On the eve of Martin Luther King Jr. Day, we talked to Kennedy Odede from Kenya, where he started a nonprofit called Shining Hope for Communities. It runs a free primary school for girls and helps youth find jobs. (And in case you're wondering, his name is an homage to John F. Kennedy: Odede was born a breach baby but survived, which his parents took as a sign he'd be a leader, "so I had to get a leadership name," he says.)
The interview has been edited for length and clarity.
What struck you about Dr. King's life?
The world was full of hatred at that time in America. But he didn't allow darkness to conquer his life. He looked for light, he looked for hope. I admire people who, because of circumstances, could turn out to be negative and yet turned out for peace, to fight for justice.
Violence was part of your life on the streets.
When I read about nonviolence, the lesson for me is that violence cannot solve problems, you know what I mean? Nonviolence is a powerful weapon. I was used to having to fight back, but when you're nonviolent, it gives you peace of mind. I work in the slums now with young people. I go to tough neighborhoods and tell them my story and Dr. King's story.
What's their reaction to the idea of nonviolence?
People say nonviolence is a sign of weakness.
What do you tell them?
In my community there used to be a lot of men beating their wives. I tell people, they are the weakest men. I tell them, if you are strong, you don't have to shoot. The weak people are violent. Peace is the most powerful tool to conquer your enemies. It confuses them. They are trying to make you be violent, and if you don't react with violence, you've already won because you didn't do what they want you to do.
So what should you do if someone attacks you on the street to rob you?
Ask the person, what do you want, do you want my phone? I believe you have to defend yourself, make sure nobody hits you, but I don't think you can attack somebody because they snatch something from you.
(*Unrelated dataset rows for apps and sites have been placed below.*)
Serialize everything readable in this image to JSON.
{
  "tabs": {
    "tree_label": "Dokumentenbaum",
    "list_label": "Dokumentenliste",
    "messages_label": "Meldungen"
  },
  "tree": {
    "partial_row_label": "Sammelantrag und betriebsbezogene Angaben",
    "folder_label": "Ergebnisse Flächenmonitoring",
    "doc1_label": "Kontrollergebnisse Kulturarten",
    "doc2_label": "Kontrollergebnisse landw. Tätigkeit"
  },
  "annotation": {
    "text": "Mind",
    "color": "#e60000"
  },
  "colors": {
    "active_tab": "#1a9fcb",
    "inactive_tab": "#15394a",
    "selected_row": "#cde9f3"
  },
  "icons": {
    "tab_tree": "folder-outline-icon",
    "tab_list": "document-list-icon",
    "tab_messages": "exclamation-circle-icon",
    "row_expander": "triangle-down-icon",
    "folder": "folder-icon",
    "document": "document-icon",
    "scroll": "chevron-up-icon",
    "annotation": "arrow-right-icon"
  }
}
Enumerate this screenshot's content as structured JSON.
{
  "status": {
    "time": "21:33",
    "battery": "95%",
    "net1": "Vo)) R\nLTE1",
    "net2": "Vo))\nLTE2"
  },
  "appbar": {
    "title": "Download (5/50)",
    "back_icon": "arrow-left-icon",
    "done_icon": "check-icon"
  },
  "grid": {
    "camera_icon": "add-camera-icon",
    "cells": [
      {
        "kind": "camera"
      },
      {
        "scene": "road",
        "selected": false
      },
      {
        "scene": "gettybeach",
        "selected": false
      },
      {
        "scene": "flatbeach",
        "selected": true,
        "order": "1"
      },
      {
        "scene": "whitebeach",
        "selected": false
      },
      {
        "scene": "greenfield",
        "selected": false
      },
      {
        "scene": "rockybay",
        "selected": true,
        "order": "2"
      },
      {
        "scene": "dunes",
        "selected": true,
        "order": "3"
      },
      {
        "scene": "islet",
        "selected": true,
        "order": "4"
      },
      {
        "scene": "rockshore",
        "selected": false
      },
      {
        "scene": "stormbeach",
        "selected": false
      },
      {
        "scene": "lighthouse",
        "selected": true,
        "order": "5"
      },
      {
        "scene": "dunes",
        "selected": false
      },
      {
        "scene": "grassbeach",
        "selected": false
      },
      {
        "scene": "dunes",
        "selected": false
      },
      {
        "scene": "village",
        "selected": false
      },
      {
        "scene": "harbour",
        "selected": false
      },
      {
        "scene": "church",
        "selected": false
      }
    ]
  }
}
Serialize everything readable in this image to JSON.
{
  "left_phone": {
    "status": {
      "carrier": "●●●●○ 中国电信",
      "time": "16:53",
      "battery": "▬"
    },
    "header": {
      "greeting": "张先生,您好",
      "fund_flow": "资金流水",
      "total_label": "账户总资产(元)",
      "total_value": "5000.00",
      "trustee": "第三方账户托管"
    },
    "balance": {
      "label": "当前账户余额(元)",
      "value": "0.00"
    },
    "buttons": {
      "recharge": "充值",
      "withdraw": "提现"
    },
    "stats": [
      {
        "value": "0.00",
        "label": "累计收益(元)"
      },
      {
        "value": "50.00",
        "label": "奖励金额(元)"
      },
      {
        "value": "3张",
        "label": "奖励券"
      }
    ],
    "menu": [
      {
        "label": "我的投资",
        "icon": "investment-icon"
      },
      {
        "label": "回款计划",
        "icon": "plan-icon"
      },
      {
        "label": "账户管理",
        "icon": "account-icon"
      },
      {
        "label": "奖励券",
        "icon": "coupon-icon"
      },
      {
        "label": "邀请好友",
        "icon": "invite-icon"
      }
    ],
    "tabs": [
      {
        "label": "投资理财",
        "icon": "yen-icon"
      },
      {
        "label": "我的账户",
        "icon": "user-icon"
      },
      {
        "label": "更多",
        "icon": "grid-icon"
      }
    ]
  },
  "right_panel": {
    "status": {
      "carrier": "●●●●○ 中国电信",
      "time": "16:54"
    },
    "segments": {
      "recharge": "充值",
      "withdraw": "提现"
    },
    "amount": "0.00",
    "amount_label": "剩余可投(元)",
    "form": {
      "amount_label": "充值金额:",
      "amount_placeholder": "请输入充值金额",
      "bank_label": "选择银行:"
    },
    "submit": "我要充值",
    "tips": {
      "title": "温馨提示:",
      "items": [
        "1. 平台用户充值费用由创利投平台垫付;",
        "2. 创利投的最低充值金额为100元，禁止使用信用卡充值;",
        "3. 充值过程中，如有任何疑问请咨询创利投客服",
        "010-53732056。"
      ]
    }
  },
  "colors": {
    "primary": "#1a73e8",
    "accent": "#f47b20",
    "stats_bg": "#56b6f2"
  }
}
I see my friends who are killed when someone tries to snatch something and they fight back.
Does Dr. King's story have meaning to the youth of Kenya today?
People say, "Dr. King is old school, from the 1960s, we don't need him now, we have to move on." I think we need him more than ever. There's a lot of violence in the world, and for me, violence doesn't just mean you assault the other person's body, it's also what comes out of your mouth. Words that bring hatred — for me that's violence. Dr. King didn't divide. He wanted to listen. It's a time to listen more and speak less.
Do you have a favorite Dr. King quote?
"Everybody can be great. Because anybody can serve. You don't have to have a college degree to serve. You don't have to make your subject and verb agree to serve .... You only need a heart full of grace. A soul generated by love."